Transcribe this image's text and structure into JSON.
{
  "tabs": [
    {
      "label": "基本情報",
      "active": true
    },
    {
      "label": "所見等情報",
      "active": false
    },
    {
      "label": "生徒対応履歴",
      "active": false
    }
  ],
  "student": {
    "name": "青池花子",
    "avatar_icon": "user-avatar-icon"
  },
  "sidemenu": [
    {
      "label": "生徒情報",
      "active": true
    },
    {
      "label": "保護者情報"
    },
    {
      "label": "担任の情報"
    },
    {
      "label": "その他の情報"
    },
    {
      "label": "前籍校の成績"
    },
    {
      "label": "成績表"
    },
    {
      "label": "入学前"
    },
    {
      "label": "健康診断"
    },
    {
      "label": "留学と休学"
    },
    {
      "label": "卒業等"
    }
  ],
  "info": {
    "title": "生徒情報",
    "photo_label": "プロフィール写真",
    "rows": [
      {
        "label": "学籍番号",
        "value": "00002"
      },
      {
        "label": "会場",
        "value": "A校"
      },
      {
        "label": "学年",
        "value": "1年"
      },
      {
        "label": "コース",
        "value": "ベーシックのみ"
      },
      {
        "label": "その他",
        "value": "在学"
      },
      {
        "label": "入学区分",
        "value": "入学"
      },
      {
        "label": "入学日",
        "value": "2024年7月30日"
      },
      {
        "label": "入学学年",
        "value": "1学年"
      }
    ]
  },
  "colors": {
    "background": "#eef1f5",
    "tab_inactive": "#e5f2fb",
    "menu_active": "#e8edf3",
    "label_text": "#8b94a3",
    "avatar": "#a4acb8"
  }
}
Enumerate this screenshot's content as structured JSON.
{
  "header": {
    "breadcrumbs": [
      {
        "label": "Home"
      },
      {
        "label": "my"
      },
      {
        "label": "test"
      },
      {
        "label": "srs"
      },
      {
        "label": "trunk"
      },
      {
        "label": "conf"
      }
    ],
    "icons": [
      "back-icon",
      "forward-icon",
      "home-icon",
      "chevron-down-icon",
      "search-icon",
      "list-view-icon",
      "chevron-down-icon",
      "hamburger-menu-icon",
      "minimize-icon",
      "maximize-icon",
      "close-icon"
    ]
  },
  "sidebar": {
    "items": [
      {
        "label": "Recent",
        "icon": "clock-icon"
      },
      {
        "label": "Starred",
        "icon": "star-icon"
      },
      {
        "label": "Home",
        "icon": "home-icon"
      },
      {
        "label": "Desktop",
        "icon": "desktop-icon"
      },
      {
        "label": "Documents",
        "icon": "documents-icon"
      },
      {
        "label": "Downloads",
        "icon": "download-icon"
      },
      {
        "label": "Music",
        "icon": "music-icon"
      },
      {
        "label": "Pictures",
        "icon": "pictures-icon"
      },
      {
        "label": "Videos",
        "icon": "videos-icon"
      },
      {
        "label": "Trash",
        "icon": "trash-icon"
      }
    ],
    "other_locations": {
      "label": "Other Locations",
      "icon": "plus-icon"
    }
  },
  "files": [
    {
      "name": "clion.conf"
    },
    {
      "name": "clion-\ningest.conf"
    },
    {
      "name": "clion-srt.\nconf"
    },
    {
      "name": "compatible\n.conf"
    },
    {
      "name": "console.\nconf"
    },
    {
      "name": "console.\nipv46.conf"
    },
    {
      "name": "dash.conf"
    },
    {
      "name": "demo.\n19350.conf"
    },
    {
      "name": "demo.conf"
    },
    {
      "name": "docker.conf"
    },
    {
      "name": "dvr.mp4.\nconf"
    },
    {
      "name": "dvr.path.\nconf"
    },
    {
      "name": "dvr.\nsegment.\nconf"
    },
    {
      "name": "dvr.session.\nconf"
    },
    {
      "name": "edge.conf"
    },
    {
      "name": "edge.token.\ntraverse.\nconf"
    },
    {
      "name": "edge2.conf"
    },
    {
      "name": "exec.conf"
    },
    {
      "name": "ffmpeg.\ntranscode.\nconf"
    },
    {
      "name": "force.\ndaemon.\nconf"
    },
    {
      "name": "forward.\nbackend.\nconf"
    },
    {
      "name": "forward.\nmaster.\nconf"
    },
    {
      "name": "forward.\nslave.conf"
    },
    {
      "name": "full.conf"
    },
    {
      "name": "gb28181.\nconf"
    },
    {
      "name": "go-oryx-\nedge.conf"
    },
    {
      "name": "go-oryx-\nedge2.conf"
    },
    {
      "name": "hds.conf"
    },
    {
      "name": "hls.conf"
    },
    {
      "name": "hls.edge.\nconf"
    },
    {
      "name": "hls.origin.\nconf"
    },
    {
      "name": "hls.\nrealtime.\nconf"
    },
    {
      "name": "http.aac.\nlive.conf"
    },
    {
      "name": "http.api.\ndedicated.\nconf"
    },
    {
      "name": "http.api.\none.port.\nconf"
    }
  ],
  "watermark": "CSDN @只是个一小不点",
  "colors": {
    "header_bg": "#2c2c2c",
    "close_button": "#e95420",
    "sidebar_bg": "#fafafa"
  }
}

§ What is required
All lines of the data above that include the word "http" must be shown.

§ Expected answer
      "name": "http.aac.\nlive.conf"
      "name": "http.api.\ndedicated.\nconf"
      "name": "http.api.\none.port.\nconf"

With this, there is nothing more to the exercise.